[Records from a dataset]
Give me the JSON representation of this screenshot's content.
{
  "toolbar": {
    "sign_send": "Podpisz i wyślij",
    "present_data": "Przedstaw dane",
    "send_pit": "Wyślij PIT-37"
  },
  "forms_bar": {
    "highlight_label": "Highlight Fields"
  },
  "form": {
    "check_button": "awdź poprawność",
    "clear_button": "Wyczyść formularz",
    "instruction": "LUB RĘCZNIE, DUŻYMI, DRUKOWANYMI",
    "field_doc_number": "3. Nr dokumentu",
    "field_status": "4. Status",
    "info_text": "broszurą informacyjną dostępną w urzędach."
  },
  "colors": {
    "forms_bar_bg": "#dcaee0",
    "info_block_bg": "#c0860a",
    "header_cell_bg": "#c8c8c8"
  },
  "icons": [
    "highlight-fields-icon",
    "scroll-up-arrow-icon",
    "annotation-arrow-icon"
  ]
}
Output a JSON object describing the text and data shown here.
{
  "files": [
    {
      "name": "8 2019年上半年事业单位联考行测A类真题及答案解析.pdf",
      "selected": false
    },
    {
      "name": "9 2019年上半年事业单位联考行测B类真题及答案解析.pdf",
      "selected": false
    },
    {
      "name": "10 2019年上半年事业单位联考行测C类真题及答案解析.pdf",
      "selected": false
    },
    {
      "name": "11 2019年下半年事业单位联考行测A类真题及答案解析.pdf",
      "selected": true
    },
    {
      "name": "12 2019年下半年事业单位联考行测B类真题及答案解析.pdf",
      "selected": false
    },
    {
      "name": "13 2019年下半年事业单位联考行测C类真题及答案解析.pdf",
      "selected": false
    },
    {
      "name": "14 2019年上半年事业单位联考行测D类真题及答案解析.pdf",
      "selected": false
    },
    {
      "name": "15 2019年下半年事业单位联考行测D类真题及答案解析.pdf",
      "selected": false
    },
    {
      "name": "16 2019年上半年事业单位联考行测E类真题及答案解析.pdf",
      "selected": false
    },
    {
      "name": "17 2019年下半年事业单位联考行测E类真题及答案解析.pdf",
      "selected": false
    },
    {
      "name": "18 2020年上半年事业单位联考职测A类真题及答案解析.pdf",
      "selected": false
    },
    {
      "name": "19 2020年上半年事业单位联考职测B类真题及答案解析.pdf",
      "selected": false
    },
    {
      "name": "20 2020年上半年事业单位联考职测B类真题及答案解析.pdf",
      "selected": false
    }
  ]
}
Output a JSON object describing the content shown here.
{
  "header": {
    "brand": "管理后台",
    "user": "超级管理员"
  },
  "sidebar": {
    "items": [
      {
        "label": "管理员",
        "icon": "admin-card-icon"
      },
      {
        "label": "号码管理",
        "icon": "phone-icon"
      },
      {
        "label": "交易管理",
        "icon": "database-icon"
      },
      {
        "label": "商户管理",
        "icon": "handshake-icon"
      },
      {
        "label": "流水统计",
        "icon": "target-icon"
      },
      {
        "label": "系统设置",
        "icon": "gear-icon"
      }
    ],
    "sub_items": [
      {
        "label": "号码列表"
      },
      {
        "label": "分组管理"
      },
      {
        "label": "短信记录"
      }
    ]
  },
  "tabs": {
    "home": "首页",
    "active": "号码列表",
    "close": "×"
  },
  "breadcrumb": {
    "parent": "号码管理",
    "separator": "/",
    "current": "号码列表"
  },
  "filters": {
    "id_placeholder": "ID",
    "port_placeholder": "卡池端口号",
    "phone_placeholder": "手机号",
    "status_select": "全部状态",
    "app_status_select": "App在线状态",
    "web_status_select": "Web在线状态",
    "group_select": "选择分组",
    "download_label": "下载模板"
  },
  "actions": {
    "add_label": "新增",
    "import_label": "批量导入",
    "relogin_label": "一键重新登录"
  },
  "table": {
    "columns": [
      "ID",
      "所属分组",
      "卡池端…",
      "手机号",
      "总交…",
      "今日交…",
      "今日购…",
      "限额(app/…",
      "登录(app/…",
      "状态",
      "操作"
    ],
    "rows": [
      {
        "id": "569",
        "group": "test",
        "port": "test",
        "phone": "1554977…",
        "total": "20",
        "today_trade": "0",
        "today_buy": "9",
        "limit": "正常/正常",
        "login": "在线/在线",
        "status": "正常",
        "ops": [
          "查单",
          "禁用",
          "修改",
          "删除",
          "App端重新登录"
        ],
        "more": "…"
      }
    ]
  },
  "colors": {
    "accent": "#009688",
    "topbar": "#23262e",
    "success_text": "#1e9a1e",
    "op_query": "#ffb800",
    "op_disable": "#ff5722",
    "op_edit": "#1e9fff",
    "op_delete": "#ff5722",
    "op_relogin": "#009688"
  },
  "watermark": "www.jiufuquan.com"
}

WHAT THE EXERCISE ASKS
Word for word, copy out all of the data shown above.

RESULT FOR THIS TASK
Give me the JSON representation of this screenshot's content.
{
  "toolbar": {
    "sign_send": "Podpisz i wyślij",
    "present_data": "Przedstaw dane",
    "send_pit": "Wyślij PIT-37"
  },
  "forms_bar": {
    "highlight_label": "Highlight Fields"
  },
  "form": {
    "check_button": "awdź poprawność",
    "clear_button": "Wyczyść formularz",
    "instruction": "LUB RĘCZNIE, DUŻYMI, DRUKOWANYMI",
    "field_doc_number": "3. Nr dokumentu",
    "field_status": "4. Status",
    "info_text": "broszurą informacyjną dostępną w urzędach."
  },
  "colors": {
    "forms_bar_bg": "#dcaee0",
    "info_block_bg": "#c0860a",
    "header_cell_bg": "#c8c8c8"
  },
  "icons": [
    "highlight-fields-icon",
    "scroll-up-arrow-icon",
    "annotation-arrow-icon"
  ]
}
Output a JSON object describing the text and data shown here.
{
  "files": [
    {
      "name": "8 2019年上半年事业单位联考行测A类真题及答案解析.pdf",
      "selected": false
    },
    {
      "name": "9 2019年上半年事业单位联考行测B类真题及答案解析.pdf",
      "selected": false
    },
    {
      "name": "10 2019年上半年事业单位联考行测C类真题及答案解析.pdf",
      "selected": false
    },
    {
      "name": "11 2019年下半年事业单位联考行测A类真题及答案解析.pdf",
      "selected": true
    },
    {
      "name": "12 2019年下半年事业单位联考行测B类真题及答案解析.pdf",
      "selected": false
    },
    {
      "name": "13 2019年下半年事业单位联考行测C类真题及答案解析.pdf",
      "selected": false
    },
    {
      "name": "14 2019年上半年事业单位联考行测D类真题及答案解析.pdf",
      "selected": false
    },
    {
      "name": "15 2019年下半年事业单位联考行测D类真题及答案解析.pdf",
      "selected": false
    },
    {
      "name": "16 2019年上半年事业单位联考行测E类真题及答案解析.pdf",
      "selected": false
    },
    {
      "name": "17 2019年下半年事业单位联考行测E类真题及答案解析.pdf",
      "selected": false
    },
    {
      "name": "18 2020年上半年事业单位联考职测A类真题及答案解析.pdf",
      "selected": false
    },
    {
      "name": "19 2020年上半年事业单位联考职测B类真题及答案解析.pdf",
      "selected": false
    },
    {
      "name": "20 2020年上半年事业单位联考职测B类真题及答案解析.pdf",
      "selected": false
    }
  ]
}
Output a JSON object describing the content shown here.
{
  "header": {
    "brand": "管理后台",
    "user": "超级管理员"
  },
  "sidebar": {
    "items": [
      {
        "label": "管理员",
        "icon": "admin-card-icon"
      },
      {
        "label": "号码管理",
        "icon": "phone-icon"
      },
      {
        "label": "交易管理",
        "icon": "database-icon"
      },
      {
        "label": "商户管理",
        "icon": "handshake-icon"
      },
      {
        "label": "流水统计",
        "icon": "target-icon"
      },
      {
        "label": "系统设置",
        "icon": "gear-icon"
      }
    ],
    "sub_items": [
      {
        "label": "号码列表"
      },
      {
        "label": "分组管理"
      },
      {
        "label": "短信记录"
      }
    ]
  },
  "tabs": {
    "home": "首页",
    "active": "号码列表",
    "close": "×"
  },
  "breadcrumb": {
    "parent": "号码管理",
    "separator": "/",
    "current": "号码列表"
  },
  "filters": {
    "id_placeholder": "ID",
    "port_placeholder": "卡池端口号",
    "phone_placeholder": "手机号",
    "status_select": "全部状态",
    "app_status_select": "App在线状态",
    "web_status_select": "Web在线状态",
    "group_select": "选择分组",
    "download_label": "下载模板"
  },
  "actions": {
    "add_label": "新增",
    "import_label": "批量导入",
    "relogin_label": "一键重新登录"
  },
  "table": {
    "columns": [
      "ID",
      "所属分组",
      "卡池端…",
      "手机号",
      "总交…",
      "今日交…",
      "今日购…",
      "限额(app/…",
      "登录(app/…",
      "状态",
      "操作"
    ],
    "rows": [
      {
        "id": "569",
        "group": "test",
        "port": "test",
        "phone": "1554977…",
        "total": "20",
        "today_trade": "0",
        "today_buy": "9",
        "limit": "正常/正常",
        "login": "在线/在线",
        "status": "正常",
        "ops": [
          "查单",
          "禁用",
          "修改",
          "删除",
          "App端重新登录"
        ],
        "more": "…"
      }
    ]
  },
  "colors": {
    "accent": "#009688",
    "topbar": "#23262e",
    "success_text": "#1e9a1e",
    "op_query": "#ffb800",
    "op_disable": "#ff5722",
    "op_edit": "#1e9fff",
    "op_delete": "#ff5722",
    "op_relogin": "#009688"
  },
  "watermark": "www.jiufuquan.com"
}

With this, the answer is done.